(Records excerpted from a collection)
=== Section Start ===
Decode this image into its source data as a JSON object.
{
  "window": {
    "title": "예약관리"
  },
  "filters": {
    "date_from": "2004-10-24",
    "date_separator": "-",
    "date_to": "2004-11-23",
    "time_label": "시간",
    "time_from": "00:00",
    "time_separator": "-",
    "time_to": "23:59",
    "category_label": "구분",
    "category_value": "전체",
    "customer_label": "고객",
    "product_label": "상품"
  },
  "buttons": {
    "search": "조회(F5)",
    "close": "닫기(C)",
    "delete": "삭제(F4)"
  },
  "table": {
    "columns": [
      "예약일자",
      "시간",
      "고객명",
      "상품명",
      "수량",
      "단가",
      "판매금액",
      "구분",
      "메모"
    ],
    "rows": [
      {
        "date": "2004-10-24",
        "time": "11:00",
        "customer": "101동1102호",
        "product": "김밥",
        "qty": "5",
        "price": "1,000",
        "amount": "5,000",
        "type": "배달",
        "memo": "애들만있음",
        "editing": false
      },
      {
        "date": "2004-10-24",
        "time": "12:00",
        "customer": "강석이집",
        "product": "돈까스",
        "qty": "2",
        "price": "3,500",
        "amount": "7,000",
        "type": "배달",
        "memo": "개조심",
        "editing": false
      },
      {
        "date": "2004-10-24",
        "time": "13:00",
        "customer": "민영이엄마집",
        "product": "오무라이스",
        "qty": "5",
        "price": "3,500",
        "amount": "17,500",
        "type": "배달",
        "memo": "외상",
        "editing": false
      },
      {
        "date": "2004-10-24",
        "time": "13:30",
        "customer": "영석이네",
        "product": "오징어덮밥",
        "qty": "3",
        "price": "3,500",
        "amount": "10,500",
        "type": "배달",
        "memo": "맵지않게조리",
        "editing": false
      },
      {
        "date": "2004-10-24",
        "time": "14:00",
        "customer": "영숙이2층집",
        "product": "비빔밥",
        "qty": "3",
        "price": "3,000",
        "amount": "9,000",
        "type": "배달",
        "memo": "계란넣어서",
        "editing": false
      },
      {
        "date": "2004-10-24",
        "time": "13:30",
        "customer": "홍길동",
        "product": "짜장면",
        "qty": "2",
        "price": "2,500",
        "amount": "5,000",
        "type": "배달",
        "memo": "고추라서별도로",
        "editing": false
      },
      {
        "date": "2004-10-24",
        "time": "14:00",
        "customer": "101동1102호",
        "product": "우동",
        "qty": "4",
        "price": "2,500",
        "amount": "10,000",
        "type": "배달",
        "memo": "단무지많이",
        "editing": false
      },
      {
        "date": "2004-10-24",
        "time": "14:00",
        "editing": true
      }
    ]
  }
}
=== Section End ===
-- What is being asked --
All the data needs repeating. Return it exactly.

-- Answer box --
Decode this image into its source data as a JSON object.
{
  "window": {
    "title": "예약관리"
  },
  "filters": {
    "date_from": "2004-10-24",
    "date_separator": "-",
    "date_to": "2004-11-23",
    "time_label": "시간",
    "time_from": "00:00",
    "time_separator": "-",
    "time_to": "23:59",
    "category_label": "구분",
    "category_value": "전체",
    "customer_label": "고객",
    "product_label": "상품"
  },
  "buttons": {
    "search": "조회(F5)",
    "close": "닫기(C)",
    "delete": "삭제(F4)"
  },
  "table": {
    "columns": [
      "예약일자",
      "시간",
      "고객명",
      "상품명",
      "수량",
      "단가",
      "판매금액",
      "구분",
      "메모"
    ],
    "rows": [
      {
        "date": "2004-10-24",
        "time": "11:00",
        "customer": "101동1102호",
        "product": "김밥",
        "qty": "5",
        "price": "1,000",
        "amount": "5,000",
        "type": "배달",
        "memo": "애들만있음",
        "editing": false
      },
      {
        "date": "2004-10-24",
        "time": "12:00",
        "customer": "강석이집",
        "product": "돈까스",
        "qty": "2",
        "price": "3,500",
        "amount": "7,000",
        "type": "배달",
        "memo": "개조심",
        "editing": false
      },
      {
        "date": "2004-10-24",
        "time": "13:00",
        "customer": "민영이엄마집",
        "product": "오무라이스",
        "qty": "5",
        "price": "3,500",
        "amount": "17,500",
        "type": "배달",
        "memo": "외상",
        "editing": false
      },
      {
        "date": "2004-10-24",
        "time": "13:30",
        "customer": "영석이네",
        "product": "오징어덮밥",
        "qty": "3",
        "price": "3,500",
        "amount": "10,500",
        "type": "배달",
        "memo": "맵지않게조리",
        "editing": false
      },
      {
        "date": "2004-10-24",
        "time": "14:00",
        "customer": "영숙이2층집",
        "product": "비빔밥",
        "qty": "3",
        "price": "3,000",
        "amount": "9,000",
        "type": "배달",
        "memo": "계란넣어서",
        "editing": false
      },
      {
        "date": "2004-10-24",
        "time": "13:30",
        "customer": "홍길동",
        "product": "짜장면",
        "qty": "2",
        "price": "2,500",
        "amount": "5,000",
        "type": "배달",
        "memo": "고추라서별도로",
        "editing": false
      },
      {
        "date": "2004-10-24",
        "time": "14:00",
        "customer": "101동1102호",
        "product": "우동",
        "qty": "4",
        "price": "2,500",
        "amount": "10,000",
        "type": "배달",
        "memo": "단무지많이",
        "editing": false
      },
      {
        "date": "2004-10-24",
        "time": "14:00",
        "editing": true
      }
    ]
  }
}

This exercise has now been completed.